Since the beginning, we’ve been following the same update cycle as WordPress with two version types : major and minor.
For a major version, the version number is X.X, for example 2.6. Those versions have necessary new features, but also include improvements and fix bugs.
At the beginning our development strategy was to get as much info as possible to create a huge major version.
On average, a new update had 8 new features and bug fixes.
At the time we were thinking that having a huge new version could be a sales point to sell WP Rocket.
But we were wrong to follow this update cycle which had many faults. The most important was bugs between new features.
A new methodology combined with Lean Startup
Since 2.3, we’ve decided to follow a new strategy inspired by Lean Startup. This allows us to be much more efficient with small improvements.
For a major update we’ve limited the number of new features to 3. This limits conflicts between the new features themselves and means that we can fix bugs.
By limiting new features, finding the origin of a bug and fixing it becomes much easier.
For a minor update, when we have 2 support tickets with the same issue, we stop our current development to fix it. If the bug prevents WP Rocket from working correctly, we deploy a new version with the fix.
Since we’ve used this method, the number of new tickets and the number of bugs following a new major release have been reduced significantly!
A participative Plugin
Since 2.2, it’s possible to be a beta tester. To do that, simply enable the “Beta” option in the tools tab of WP Rocket.
Every new major update has a 2 week beta test. 8% of our customers are beta testers, so that’s about 2000 websites.
These tests are very important for a plugin like ours. This allows us to have a lot of feedback regarding the new features and conflicts which can appear regarding server configurations.
In February, we made our development roadmap available to the public.
We have been inspired by iThemes Security. For our public roadmap we are using Trello which is a participative tool. This allows anyone to vote for features to be integrated into WP Rocket.
Since 2.5 most of the new features have come from customers’ feature requests.

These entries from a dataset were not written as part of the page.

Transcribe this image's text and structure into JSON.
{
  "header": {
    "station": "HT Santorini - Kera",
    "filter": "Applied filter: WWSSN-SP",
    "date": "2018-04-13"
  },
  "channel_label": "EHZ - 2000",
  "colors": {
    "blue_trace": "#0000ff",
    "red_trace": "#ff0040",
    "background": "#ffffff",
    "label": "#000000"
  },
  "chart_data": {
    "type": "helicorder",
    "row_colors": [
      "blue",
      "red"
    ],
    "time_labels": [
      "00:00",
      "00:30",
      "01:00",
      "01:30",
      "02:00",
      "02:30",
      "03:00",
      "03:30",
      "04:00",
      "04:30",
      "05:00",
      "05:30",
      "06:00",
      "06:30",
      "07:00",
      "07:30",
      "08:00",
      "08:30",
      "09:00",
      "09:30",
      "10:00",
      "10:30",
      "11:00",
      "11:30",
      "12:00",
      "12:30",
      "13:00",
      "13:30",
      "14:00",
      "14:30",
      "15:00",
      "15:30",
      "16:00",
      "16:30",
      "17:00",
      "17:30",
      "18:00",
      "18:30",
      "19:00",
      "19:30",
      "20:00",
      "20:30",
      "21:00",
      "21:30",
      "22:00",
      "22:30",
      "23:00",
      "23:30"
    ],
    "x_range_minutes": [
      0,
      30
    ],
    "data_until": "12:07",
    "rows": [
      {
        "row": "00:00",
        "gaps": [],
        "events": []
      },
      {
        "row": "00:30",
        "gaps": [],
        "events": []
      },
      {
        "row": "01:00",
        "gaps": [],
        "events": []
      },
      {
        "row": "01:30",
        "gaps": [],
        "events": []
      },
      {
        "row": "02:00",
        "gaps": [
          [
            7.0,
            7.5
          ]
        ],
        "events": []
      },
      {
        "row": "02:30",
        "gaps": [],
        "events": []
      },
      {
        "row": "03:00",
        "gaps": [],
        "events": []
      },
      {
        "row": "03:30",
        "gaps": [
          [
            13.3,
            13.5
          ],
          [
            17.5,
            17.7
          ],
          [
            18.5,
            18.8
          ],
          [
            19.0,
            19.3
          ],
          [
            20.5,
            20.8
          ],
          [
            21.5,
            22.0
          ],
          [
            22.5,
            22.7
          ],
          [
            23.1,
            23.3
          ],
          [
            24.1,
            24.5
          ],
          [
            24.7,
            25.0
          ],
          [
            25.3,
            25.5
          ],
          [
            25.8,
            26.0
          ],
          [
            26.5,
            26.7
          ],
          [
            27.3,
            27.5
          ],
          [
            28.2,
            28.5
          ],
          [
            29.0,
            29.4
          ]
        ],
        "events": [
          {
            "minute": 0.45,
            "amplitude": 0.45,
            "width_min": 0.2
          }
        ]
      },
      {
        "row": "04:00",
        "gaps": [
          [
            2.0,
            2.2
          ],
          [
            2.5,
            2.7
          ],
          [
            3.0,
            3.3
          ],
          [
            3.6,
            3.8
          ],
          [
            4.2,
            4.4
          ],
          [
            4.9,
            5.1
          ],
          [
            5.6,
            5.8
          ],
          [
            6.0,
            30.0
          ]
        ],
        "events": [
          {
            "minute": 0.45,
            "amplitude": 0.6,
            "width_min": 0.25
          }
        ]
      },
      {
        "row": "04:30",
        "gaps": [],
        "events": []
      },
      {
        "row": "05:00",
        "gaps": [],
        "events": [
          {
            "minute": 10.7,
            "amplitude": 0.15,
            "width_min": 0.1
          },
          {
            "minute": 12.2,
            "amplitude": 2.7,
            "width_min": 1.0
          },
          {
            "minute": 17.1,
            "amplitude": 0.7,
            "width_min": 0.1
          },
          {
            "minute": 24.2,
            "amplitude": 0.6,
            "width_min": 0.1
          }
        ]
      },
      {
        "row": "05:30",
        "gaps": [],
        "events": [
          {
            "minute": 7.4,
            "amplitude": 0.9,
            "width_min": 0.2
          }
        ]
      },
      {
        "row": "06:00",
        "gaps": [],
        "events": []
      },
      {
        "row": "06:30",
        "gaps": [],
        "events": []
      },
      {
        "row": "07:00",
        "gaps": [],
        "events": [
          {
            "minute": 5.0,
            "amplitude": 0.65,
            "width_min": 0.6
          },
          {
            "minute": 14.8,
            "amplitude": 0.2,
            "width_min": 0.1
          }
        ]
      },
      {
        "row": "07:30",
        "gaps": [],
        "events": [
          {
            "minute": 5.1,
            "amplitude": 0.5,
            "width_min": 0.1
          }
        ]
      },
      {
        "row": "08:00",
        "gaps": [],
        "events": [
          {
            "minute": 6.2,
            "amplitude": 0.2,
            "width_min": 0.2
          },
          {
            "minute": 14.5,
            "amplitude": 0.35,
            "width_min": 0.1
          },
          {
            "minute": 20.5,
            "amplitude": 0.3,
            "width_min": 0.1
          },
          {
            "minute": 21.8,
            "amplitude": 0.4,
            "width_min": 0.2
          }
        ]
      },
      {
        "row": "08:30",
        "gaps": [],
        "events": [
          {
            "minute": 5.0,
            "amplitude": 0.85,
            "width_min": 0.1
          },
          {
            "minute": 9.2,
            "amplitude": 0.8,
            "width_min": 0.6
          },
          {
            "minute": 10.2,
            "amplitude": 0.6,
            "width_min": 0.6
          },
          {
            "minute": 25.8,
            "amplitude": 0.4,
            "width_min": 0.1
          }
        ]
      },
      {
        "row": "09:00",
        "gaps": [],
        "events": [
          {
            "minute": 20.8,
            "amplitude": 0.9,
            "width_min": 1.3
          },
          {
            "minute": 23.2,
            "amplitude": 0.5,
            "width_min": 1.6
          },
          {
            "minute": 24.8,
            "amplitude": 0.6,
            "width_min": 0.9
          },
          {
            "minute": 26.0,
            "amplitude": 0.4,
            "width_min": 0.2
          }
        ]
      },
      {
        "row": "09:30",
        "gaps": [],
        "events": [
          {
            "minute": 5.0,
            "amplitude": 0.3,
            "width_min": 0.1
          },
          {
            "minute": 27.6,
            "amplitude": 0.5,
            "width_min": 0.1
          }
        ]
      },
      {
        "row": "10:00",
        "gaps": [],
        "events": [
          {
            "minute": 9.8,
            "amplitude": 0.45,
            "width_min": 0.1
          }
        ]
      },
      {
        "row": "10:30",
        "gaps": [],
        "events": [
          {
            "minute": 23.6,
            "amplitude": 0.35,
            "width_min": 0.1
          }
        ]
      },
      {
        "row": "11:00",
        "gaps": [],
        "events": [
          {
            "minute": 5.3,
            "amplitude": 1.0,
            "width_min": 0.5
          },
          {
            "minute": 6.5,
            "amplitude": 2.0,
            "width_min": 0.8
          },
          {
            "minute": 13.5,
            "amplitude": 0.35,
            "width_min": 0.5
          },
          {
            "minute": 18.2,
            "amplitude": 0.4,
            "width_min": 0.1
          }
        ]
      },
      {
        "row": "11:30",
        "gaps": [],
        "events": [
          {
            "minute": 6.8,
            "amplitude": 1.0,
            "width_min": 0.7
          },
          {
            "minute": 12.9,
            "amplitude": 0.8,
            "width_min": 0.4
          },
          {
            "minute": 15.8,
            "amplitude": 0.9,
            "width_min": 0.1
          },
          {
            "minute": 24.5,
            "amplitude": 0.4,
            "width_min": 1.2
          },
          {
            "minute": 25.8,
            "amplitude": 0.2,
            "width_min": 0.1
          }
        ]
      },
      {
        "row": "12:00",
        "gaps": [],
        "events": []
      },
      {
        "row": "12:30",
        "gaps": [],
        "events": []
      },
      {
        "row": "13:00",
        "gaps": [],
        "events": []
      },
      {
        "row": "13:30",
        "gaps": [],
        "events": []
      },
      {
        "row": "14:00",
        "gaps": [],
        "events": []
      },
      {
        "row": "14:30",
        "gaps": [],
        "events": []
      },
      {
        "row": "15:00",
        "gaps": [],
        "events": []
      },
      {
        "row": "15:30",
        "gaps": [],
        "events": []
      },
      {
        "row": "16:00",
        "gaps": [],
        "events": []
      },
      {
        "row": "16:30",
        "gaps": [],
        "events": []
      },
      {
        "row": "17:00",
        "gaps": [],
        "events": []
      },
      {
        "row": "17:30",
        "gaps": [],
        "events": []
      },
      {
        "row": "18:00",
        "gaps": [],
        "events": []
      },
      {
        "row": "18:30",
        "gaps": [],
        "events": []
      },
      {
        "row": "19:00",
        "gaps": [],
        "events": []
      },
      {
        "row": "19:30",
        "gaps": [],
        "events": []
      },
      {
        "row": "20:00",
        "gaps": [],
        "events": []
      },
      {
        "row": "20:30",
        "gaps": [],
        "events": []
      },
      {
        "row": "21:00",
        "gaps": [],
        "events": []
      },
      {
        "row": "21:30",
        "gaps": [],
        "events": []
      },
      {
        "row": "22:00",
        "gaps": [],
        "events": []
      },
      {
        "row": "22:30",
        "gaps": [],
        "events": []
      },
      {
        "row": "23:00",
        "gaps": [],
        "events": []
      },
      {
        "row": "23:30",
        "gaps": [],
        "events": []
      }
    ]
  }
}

For more information about that, you can read our roadmap blog post.
A great result for this second year
Today, 4 people are working full time at WP Rocket, which is double compared to last year.
We are currently looking for a 5th person. For more information you can have a look at our job offer : Customer Support at WP Rocket (European Timezone)
Regarding stats, this “year” (from July 14 2014 to July 14 2015) we had a total of 8007 orders (+348%) from 7443 customers (+365%) for a total revenue of $354 097 (+309%) and 31 837 websites using WP Rocket (+653%).
These results make us super happy!
A few days ago we started using statbot.io which provides us stats from Intercom. This tool gives us detailed information on our new users.
We are concluding this post, by saying a big “thank you” to all our customers, people who trust us, and all the team.
We never thought we would arrive at this point. Above all, it’s been an awesome human journey.
Geoffrey, Jean-Baptiste, Jonathan, Julio, Lucy, Marko, Matthieu & Sebastien